Which of the lines below holds the string "بیمارستان"? Copy every line that does.
--- Data supplied Enclosed Below ---
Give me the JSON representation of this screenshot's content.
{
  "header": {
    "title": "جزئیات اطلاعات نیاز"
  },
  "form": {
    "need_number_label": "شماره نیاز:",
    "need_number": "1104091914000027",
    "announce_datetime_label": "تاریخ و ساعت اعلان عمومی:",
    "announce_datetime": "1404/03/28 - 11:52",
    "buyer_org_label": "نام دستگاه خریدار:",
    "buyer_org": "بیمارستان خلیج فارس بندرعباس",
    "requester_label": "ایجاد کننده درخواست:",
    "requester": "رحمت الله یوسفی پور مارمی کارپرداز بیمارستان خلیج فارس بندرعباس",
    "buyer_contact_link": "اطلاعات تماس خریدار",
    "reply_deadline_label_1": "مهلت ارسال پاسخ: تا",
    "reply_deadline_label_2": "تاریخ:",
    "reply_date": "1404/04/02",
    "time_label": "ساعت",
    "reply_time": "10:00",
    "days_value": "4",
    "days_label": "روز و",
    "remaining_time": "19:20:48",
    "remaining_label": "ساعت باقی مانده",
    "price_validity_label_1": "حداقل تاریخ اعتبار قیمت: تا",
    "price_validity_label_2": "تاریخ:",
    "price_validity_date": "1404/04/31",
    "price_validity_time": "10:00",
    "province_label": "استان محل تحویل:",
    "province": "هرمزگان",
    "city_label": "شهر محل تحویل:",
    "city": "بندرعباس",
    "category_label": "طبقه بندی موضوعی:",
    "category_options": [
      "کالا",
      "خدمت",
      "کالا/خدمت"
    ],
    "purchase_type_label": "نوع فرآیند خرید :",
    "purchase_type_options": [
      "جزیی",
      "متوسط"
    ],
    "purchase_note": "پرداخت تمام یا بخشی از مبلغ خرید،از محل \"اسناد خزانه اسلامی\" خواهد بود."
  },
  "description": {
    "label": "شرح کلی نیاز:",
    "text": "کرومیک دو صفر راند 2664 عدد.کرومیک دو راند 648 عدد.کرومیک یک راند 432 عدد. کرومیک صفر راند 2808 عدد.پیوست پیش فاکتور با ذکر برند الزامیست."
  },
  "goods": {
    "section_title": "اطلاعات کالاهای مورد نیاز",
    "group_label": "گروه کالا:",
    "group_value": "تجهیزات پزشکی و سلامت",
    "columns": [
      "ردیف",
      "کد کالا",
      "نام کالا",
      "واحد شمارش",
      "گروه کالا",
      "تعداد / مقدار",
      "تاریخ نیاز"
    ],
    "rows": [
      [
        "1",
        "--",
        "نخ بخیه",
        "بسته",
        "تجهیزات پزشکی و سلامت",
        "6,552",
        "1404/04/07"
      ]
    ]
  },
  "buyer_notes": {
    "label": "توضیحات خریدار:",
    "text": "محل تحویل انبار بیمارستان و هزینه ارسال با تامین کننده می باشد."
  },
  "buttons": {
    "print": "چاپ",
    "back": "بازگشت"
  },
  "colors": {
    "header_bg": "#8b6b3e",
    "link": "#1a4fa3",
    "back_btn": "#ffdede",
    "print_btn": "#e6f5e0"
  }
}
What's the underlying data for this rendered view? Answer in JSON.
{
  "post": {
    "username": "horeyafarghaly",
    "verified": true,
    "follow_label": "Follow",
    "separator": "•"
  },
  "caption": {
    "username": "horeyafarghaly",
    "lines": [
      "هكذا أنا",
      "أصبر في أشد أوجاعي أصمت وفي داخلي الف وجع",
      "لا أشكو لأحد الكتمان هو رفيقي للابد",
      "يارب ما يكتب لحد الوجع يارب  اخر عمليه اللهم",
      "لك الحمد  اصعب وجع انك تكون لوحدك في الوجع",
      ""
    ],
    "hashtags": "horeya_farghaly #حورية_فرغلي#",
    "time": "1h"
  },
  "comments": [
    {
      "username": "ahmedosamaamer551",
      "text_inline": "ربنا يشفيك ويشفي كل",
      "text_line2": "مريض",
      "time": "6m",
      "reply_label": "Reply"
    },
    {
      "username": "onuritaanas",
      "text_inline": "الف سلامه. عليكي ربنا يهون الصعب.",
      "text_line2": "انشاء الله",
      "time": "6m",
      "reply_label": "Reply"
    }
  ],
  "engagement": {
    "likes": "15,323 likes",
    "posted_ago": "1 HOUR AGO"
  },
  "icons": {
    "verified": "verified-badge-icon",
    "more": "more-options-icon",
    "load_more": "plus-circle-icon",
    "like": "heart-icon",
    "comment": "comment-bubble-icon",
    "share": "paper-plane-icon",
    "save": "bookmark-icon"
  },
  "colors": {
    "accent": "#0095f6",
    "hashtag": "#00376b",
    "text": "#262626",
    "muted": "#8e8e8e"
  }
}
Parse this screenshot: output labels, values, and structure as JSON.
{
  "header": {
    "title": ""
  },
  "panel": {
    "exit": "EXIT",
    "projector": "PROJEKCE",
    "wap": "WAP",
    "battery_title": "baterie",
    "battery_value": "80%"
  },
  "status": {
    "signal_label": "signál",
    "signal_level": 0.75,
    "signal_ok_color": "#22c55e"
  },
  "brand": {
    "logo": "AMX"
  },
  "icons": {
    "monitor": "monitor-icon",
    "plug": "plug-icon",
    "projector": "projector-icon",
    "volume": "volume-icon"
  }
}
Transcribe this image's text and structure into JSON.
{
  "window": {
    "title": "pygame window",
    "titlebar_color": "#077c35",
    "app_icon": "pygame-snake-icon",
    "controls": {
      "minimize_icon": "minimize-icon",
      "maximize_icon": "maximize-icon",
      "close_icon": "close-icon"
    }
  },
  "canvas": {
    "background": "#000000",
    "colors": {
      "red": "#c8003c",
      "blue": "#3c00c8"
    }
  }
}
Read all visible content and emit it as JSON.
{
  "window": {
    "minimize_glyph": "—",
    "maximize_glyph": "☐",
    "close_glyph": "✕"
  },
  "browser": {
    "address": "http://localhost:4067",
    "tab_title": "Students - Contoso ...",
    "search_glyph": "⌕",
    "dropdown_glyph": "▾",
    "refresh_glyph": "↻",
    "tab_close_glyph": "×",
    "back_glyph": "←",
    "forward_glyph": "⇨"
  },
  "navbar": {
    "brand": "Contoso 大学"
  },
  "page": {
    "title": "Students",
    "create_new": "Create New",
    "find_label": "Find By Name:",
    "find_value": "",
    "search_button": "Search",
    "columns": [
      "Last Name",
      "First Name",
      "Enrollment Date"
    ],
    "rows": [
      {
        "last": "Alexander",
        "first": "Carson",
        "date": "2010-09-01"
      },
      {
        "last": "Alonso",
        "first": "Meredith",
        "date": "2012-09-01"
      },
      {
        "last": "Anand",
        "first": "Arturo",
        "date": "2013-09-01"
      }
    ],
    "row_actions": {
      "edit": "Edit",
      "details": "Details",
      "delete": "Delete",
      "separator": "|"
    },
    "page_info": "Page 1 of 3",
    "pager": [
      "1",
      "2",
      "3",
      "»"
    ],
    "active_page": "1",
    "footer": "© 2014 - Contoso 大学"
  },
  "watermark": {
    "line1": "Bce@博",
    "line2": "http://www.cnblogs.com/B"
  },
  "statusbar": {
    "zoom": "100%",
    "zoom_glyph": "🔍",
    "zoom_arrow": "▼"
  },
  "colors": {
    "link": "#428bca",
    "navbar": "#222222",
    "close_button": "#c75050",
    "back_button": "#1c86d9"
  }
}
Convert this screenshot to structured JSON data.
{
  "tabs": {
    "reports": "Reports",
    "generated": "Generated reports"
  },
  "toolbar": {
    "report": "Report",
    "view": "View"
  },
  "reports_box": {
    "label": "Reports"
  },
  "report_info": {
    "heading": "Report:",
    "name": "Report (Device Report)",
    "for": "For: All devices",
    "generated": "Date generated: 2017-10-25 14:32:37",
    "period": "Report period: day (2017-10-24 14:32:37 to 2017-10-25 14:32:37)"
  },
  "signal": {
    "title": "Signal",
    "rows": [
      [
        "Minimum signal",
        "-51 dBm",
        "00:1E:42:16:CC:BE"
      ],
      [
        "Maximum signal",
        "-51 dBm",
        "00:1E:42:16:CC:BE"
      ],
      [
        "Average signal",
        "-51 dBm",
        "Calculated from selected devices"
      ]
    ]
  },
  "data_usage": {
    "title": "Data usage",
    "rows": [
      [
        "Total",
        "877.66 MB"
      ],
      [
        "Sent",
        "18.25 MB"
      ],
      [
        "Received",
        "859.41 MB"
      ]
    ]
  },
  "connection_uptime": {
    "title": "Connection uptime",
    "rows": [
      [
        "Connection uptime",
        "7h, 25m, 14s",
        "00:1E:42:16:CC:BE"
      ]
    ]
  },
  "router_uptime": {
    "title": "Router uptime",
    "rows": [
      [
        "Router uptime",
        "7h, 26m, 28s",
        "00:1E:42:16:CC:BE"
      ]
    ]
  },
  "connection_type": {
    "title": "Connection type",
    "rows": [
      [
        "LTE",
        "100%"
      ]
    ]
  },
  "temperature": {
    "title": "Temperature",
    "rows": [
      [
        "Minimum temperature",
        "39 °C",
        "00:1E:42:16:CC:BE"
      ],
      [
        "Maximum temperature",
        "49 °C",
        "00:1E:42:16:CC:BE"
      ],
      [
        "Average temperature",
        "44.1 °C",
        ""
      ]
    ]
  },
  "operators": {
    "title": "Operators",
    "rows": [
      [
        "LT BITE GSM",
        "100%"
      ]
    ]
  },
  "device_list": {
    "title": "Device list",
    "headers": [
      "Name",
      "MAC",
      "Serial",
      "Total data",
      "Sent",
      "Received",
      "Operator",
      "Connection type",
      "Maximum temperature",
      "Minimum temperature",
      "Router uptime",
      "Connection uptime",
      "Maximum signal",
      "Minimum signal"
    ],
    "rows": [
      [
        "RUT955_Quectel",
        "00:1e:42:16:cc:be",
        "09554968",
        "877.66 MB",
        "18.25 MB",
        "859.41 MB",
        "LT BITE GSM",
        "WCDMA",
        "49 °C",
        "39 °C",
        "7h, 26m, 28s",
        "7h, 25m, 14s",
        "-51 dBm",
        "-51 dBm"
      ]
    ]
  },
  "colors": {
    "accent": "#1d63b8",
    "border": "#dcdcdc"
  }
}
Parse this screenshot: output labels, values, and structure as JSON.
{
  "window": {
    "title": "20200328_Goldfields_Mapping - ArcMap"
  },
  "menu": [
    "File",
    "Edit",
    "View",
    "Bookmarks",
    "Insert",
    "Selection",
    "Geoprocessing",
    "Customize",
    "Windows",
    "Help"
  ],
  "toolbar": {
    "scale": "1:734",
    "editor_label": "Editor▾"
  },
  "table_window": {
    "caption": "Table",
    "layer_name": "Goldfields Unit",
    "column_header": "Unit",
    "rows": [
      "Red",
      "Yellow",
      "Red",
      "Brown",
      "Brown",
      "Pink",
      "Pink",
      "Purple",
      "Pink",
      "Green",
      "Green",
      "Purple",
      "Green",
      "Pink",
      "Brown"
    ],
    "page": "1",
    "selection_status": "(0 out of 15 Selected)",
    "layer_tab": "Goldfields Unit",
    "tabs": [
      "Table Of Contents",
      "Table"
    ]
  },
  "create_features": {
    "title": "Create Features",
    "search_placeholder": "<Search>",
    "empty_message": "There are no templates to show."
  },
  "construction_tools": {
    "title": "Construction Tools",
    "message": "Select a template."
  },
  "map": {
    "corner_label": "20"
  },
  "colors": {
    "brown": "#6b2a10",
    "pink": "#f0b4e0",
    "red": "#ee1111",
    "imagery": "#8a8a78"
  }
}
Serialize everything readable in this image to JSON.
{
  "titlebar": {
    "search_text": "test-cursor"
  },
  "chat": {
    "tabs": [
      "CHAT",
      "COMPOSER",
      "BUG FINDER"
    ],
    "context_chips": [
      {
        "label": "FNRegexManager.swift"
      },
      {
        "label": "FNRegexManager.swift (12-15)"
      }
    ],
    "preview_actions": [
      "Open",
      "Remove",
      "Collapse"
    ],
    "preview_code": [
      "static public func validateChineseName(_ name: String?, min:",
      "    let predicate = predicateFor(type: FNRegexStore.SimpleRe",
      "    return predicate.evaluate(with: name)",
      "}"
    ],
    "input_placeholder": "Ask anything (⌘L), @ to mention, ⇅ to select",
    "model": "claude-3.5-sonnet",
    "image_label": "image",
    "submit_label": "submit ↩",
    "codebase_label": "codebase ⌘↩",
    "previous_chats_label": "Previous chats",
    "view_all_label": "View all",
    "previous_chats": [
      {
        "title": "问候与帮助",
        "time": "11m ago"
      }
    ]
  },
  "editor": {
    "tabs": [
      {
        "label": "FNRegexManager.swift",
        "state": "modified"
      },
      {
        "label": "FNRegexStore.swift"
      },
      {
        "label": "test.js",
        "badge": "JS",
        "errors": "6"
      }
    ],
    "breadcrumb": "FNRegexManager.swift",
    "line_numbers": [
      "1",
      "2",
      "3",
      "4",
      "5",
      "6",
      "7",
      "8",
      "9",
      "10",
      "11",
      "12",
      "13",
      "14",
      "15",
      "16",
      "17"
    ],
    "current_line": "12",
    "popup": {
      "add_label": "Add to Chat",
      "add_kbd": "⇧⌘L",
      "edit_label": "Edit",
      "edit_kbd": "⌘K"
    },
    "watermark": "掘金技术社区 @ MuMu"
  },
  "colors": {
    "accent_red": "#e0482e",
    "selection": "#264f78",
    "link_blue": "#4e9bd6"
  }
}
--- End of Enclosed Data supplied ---
§ **Written response**:
    "buyer_org": "بیمارستان خلیج فارس بندرعباس",
    "requester": "رحمت الله یوسفی پور مارمی کارپرداز بیمارستان خلیج فارس بندرعباس",
    "text": "محل تحویل انبار بیمارستان و هزینه ارسال با تامین کننده می باشد."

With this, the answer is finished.